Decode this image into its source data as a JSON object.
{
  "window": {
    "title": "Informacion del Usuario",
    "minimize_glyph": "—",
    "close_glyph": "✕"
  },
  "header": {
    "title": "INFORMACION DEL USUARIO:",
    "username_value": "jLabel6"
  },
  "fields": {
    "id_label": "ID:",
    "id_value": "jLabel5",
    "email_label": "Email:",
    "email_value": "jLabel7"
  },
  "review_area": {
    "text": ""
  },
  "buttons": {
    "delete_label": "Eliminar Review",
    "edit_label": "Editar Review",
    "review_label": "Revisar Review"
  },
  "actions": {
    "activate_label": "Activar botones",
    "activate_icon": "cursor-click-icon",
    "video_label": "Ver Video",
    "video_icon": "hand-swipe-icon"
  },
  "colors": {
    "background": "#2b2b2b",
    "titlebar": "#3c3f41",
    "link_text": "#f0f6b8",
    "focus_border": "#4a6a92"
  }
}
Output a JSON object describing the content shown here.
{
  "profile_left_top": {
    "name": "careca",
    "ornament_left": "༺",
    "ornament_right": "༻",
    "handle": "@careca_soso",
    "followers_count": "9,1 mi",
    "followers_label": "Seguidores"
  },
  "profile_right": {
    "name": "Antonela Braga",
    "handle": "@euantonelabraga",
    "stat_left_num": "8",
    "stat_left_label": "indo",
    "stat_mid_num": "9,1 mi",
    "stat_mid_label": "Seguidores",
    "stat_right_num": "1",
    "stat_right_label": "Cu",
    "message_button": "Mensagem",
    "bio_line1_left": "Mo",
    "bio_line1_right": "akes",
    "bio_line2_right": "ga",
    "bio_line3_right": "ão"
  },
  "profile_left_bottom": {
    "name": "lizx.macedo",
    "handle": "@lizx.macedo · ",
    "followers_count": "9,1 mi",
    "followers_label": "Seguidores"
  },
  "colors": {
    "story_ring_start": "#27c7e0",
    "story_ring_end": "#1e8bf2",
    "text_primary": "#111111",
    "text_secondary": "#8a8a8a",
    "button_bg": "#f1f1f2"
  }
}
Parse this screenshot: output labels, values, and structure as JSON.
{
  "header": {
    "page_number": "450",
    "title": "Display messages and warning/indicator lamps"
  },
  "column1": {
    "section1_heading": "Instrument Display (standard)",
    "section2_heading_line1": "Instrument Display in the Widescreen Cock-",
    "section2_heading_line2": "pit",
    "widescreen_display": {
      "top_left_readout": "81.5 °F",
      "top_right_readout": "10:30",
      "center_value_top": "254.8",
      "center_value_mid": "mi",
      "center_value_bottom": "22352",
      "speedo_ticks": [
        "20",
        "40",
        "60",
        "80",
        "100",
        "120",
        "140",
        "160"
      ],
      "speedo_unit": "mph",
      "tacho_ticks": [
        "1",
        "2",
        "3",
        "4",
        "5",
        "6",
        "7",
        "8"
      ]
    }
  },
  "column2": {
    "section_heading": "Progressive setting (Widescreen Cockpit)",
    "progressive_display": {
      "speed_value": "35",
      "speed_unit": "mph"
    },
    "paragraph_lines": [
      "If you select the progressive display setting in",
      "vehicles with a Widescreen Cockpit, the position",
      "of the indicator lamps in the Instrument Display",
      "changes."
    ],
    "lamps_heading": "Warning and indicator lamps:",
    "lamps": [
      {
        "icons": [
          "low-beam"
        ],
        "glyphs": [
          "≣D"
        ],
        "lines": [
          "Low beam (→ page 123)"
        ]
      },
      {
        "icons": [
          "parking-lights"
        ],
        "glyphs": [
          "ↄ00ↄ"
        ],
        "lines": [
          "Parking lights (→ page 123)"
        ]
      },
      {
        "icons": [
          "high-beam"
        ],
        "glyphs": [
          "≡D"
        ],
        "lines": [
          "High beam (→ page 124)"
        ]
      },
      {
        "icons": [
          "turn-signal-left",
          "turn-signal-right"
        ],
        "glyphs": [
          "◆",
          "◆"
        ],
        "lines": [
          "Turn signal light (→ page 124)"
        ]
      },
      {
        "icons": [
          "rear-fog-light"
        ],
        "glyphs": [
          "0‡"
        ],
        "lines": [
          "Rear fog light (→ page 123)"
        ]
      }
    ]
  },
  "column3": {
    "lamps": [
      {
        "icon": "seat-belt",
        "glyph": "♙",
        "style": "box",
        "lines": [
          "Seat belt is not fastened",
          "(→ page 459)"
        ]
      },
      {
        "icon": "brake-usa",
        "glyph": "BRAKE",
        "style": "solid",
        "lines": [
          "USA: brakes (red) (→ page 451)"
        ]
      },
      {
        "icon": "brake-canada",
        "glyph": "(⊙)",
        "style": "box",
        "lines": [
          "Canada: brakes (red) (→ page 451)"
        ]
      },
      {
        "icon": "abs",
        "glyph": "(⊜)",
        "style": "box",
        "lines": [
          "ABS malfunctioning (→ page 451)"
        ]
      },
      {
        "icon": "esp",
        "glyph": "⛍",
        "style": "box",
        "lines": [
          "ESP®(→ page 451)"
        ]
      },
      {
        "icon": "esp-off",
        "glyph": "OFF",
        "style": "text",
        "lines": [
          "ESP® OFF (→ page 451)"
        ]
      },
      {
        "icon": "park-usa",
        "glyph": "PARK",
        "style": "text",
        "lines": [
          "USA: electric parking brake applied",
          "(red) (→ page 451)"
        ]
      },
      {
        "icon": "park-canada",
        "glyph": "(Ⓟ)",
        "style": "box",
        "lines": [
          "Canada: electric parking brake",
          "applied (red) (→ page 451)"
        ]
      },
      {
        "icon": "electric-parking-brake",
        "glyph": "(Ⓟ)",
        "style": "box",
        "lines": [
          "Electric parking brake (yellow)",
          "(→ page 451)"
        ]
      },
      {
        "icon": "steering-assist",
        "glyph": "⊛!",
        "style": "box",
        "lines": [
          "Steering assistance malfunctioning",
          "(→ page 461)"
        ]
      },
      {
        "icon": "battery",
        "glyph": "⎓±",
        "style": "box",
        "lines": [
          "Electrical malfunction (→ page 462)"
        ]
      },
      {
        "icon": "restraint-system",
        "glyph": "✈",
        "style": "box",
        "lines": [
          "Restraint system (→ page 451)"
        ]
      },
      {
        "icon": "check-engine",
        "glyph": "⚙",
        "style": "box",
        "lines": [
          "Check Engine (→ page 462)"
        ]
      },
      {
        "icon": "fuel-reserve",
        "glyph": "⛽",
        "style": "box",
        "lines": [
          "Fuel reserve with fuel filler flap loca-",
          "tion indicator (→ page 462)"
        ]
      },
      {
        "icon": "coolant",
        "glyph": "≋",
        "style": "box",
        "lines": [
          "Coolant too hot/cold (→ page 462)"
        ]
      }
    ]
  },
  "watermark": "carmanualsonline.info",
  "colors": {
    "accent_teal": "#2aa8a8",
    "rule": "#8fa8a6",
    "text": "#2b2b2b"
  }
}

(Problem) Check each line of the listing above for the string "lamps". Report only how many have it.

(Output for this task) 5